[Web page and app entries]
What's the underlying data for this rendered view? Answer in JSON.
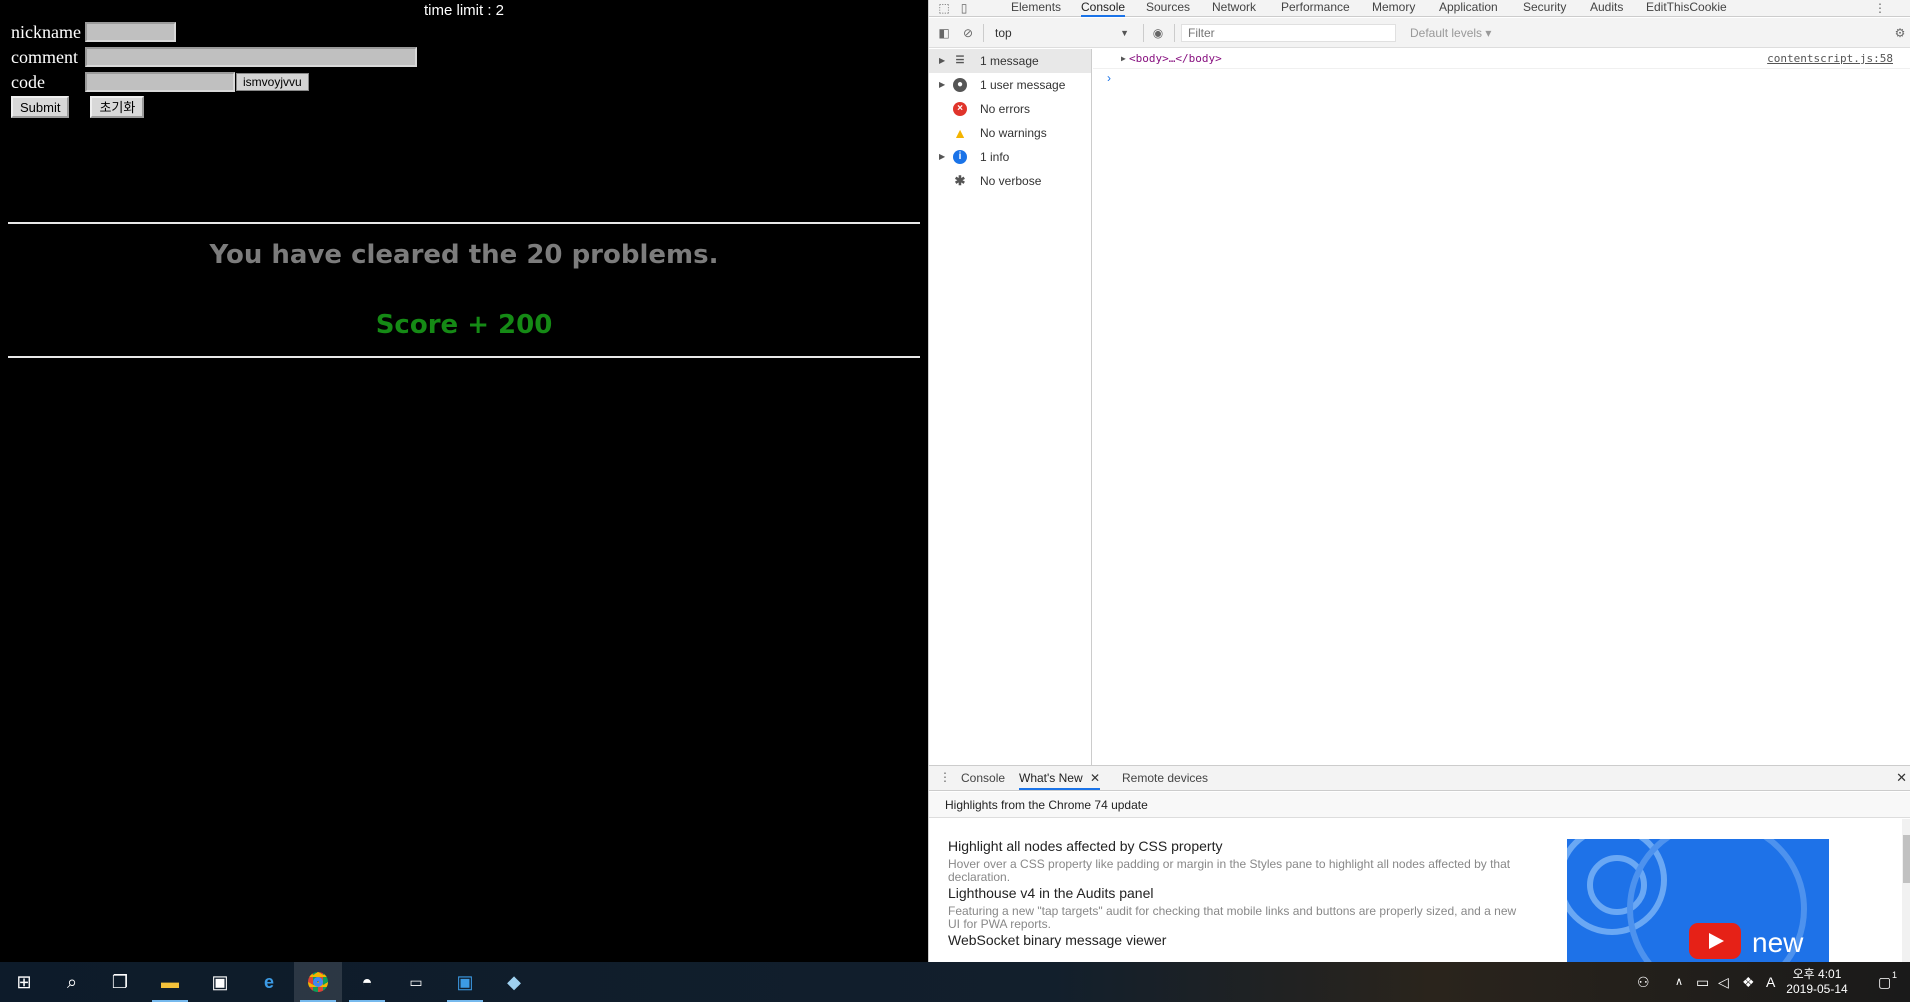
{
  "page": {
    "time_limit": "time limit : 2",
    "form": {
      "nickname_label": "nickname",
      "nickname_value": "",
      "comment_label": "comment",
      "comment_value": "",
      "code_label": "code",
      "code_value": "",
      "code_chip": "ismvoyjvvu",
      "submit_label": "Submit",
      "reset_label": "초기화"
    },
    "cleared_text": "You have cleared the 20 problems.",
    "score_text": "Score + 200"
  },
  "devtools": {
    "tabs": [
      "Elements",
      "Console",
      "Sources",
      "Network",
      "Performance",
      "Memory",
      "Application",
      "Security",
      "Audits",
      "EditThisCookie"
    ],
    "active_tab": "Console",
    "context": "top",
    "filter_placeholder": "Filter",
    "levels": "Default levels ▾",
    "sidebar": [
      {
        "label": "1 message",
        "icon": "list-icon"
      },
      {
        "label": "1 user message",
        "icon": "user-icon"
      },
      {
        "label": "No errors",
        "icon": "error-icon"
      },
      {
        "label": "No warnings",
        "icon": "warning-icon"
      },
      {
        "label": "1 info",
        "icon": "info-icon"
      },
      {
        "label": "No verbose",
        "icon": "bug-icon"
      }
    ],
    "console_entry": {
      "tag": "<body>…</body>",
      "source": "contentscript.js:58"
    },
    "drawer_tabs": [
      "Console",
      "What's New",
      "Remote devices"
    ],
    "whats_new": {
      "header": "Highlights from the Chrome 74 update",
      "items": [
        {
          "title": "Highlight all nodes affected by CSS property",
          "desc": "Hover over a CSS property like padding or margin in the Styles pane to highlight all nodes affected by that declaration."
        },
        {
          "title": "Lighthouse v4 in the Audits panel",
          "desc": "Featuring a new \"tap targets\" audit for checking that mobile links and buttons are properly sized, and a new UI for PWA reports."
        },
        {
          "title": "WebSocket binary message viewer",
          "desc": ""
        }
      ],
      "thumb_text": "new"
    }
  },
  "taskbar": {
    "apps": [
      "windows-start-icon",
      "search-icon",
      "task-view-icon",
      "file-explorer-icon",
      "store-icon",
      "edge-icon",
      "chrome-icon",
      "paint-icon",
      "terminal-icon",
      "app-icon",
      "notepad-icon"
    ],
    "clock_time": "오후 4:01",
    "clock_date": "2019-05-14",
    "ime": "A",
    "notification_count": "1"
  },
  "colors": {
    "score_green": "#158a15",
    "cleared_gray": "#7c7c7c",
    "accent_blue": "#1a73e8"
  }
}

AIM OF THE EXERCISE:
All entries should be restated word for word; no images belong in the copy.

OUTPUT OF THE TASK:
What's the underlying data for this rendered view? Answer in JSON.
{
  "page": {
    "time_limit": "time limit : 2",
    "form": {
      "nickname_label": "nickname",
      "nickname_value": "",
      "comment_label": "comment",
      "comment_value": "",
      "code_label": "code",
      "code_value": "",
      "code_chip": "ismvoyjvvu",
      "submit_label": "Submit",
      "reset_label": "초기화"
    },
    "cleared_text": "You have cleared the 20 problems.",
    "score_text": "Score + 200"
  },
  "devtools": {
    "tabs": [
      "Elements",
      "Console",
      "Sources",
      "Network",
      "Performance",
      "Memory",
      "Application",
      "Security",
      "Audits",
      "EditThisCookie"
    ],
    "active_tab": "Console",
    "context": "top",
    "filter_placeholder": "Filter",
    "levels": "Default levels ▾",
    "sidebar": [
      {
        "label": "1 message",
        "icon": "list-icon"
      },
      {
        "label": "1 user message",
        "icon": "user-icon"
      },
      {
        "label": "No errors",
        "icon": "error-icon"
      },
      {
        "label": "No warnings",
        "icon": "warning-icon"
      },
      {
        "label": "1 info",
        "icon": "info-icon"
      },
      {
        "label": "No verbose",
        "icon": "bug-icon"
      }
    ],
    "console_entry": {
      "tag": "<body>…</body>",
      "source": "contentscript.js:58"
    },
    "drawer_tabs": [
      "Console",
      "What's New",
      "Remote devices"
    ],
    "whats_new": {
      "header": "Highlights from the Chrome 74 update",
      "items": [
        {
          "title": "Highlight all nodes affected by CSS property",
          "desc": "Hover over a CSS property like padding or margin in the Styles pane to highlight all nodes affected by that declaration."
        },
        {
          "title": "Lighthouse v4 in the Audits panel",
          "desc": "Featuring a new \"tap targets\" audit for checking that mobile links and buttons are properly sized, and a new UI for PWA reports."
        },
        {
          "title": "WebSocket binary message viewer",
          "desc": ""
        }
      ],
      "thumb_text": "new"
    }
  },
  "taskbar": {
    "apps": [
      "windows-start-icon",
      "search-icon",
      "task-view-icon",
      "file-explorer-icon",
      "store-icon",
      "edge-icon",
      "chrome-icon",
      "paint-icon",
      "terminal-icon",
      "app-icon",
      "notepad-icon"
    ],
    "clock_time": "오후 4:01",
    "clock_date": "2019-05-14",
    "ime": "A",
    "notification_count": "1"
  },
  "colors": {
    "score_green": "#158a15",
    "cleared_gray": "#7c7c7c",
    "accent_blue": "#1a73e8"
  }
}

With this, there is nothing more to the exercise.